Dates: 2010-2017
Funding: Amylin Pharmaceuticals Inc
Collaborators: Center for Clinical and Genetic Economics (CCGE), Duke Clinical Research Institute; Diabetes Trials Unit (DTU), University of Oxford
Information: Oliver Rivero-Arias, Alastair Gray

Type 2 diabetes mellitus (T2DM) is a serious public health concern and the fourth leading cause of death in developed countries. People with T2DM are at higher risk of dying from cardiovascular disease (CVD) and a number of clinical trials have shown that CVD risks can be reduced by lowering LDL cholesterol, blood pressure and glycated haemoglobin. Exenatide is a GLP-1 receptor agonist that has been shown in a randomized clinical trial to improve glycemic controls, improve insulin secretion, reduce blood pressure and improve weight loss. When compared to exenatide twice daily, exenatide once weekly (EWQ) has shown improvements in glycemic control and therefore could potentially reduce CVD risks. EXSCEL (EXenatide Study of Cardiovascular Event Lowering) is a pragmatic, long-term, placebo-controlled, double blinded trial that compares exenatide once weekly as part of usual care compared with usual care without exenatide in patients with T2DM.
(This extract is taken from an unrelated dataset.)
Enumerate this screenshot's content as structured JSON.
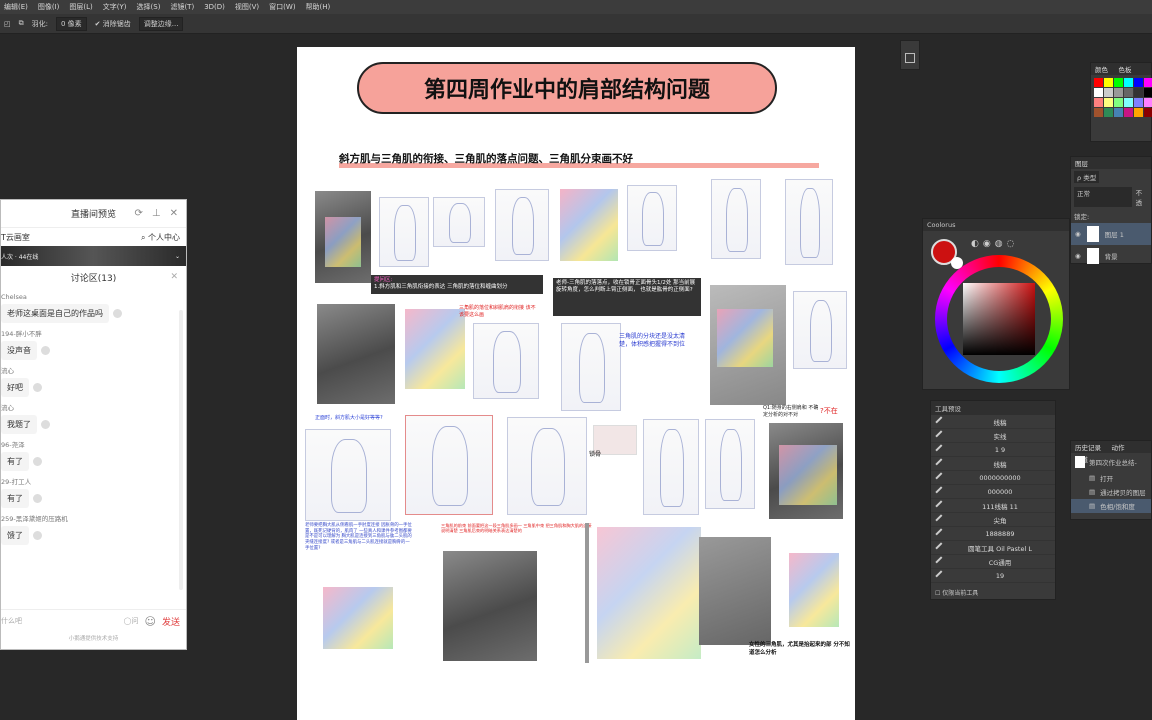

HERC, in collaboration with the Center for Clinical and Genetic Economics (CCGE) at Duke Clinical Research Institute and the Diabetes Trial Unit (DTU) at the University of Oxford, is leading the economic evaluation alongside this important trial. The analysis plan involves conducting the economic evaluation of the within-trial analysis up to five and a half years follow-up and a long-term extrapolation of these results using the UKPDS Outcomes model. Resource use and quality of life data using the EQ-5D 5 level data is being collected alongside this study. Quality of life data will be combined with survival times to estimate quality adjusted time in the trial per patient. Cost-effectiveness will report the incremental cost per major cardiovascular outcome averted, cardiovascular related death averted, life-year and quality-adjusted life year gained of including exenatide once weekly as part of usual care versus usual care without exenatide.

The first patient of EXSCEL was randomized in June 2010.